Input Block Start

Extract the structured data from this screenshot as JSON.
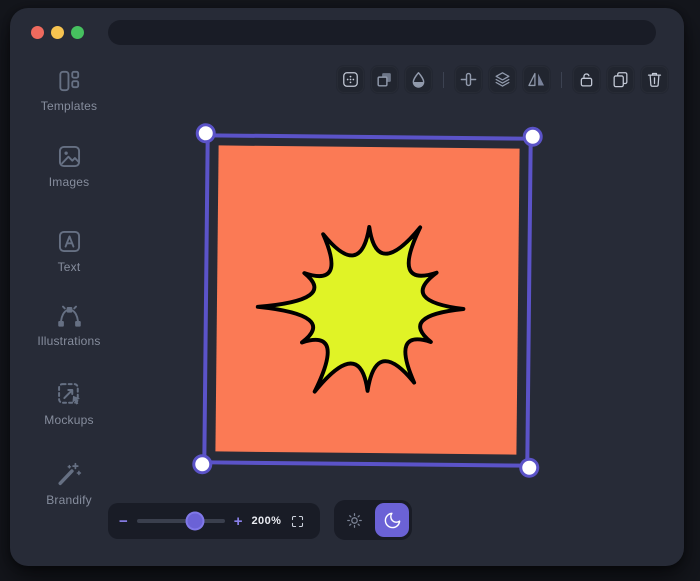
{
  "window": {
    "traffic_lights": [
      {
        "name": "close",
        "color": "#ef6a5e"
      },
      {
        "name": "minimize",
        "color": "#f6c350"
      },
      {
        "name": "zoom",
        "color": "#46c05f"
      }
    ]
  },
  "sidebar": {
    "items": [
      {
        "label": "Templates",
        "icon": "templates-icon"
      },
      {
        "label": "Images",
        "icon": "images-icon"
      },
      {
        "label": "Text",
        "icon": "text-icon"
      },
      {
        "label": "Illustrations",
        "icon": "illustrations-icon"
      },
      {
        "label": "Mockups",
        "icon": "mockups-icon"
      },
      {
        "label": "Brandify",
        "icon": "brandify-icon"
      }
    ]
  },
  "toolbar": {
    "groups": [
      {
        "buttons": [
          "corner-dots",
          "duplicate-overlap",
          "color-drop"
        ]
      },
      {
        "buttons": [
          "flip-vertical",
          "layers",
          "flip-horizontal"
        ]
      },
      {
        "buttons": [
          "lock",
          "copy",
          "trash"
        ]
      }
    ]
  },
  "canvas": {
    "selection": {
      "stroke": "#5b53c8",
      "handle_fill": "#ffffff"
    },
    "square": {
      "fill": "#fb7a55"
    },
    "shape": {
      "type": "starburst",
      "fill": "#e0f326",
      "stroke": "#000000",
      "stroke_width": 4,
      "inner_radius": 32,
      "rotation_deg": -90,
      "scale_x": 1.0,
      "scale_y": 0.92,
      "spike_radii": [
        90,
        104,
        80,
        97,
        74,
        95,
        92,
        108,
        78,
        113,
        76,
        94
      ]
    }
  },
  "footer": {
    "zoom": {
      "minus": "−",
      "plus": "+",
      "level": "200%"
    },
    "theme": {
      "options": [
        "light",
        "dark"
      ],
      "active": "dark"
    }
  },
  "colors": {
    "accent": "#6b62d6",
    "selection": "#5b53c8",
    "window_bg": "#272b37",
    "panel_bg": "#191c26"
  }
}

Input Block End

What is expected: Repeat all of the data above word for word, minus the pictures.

Your response:
Extract the structured data from this screenshot as JSON.
{
  "window": {
    "traffic_lights": [
      {
        "name": "close",
        "color": "#ef6a5e"
      },
      {
        "name": "minimize",
        "color": "#f6c350"
      },
      {
        "name": "zoom",
        "color": "#46c05f"
      }
    ]
  },
  "sidebar": {
    "items": [
      {
        "label": "Templates",
        "icon": "templates-icon"
      },
      {
        "label": "Images",
        "icon": "images-icon"
      },
      {
        "label": "Text",
        "icon": "text-icon"
      },
      {
        "label": "Illustrations",
        "icon": "illustrations-icon"
      },
      {
        "label": "Mockups",
        "icon": "mockups-icon"
      },
      {
        "label": "Brandify",
        "icon": "brandify-icon"
      }
    ]
  },
  "toolbar": {
    "groups": [
      {
        "buttons": [
          "corner-dots",
          "duplicate-overlap",
          "color-drop"
        ]
      },
      {
        "buttons": [
          "flip-vertical",
          "layers",
          "flip-horizontal"
        ]
      },
      {
        "buttons": [
          "lock",
          "copy",
          "trash"
        ]
      }
    ]
  },
  "canvas": {
    "selection": {
      "stroke": "#5b53c8",
      "handle_fill": "#ffffff"
    },
    "square": {
      "fill": "#fb7a55"
    },
    "shape": {
      "type": "starburst",
      "fill": "#e0f326",
      "stroke": "#000000",
      "stroke_width": 4,
      "inner_radius": 32,
      "rotation_deg": -90,
      "scale_x": 1.0,
      "scale_y": 0.92,
      "spike_radii": [
        90,
        104,
        80,
        97,
        74,
        95,
        92,
        108,
        78,
        113,
        76,
        94
      ]
    }
  },
  "footer": {
    "zoom": {
      "minus": "−",
      "plus": "+",
      "level": "200%"
    },
    "theme": {
      "options": [
        "light",
        "dark"
      ],
      "active": "dark"
    }
  },
  "colors": {
    "accent": "#6b62d6",
    "selection": "#5b53c8",
    "window_bg": "#272b37",
    "panel_bg": "#191c26"
  }
}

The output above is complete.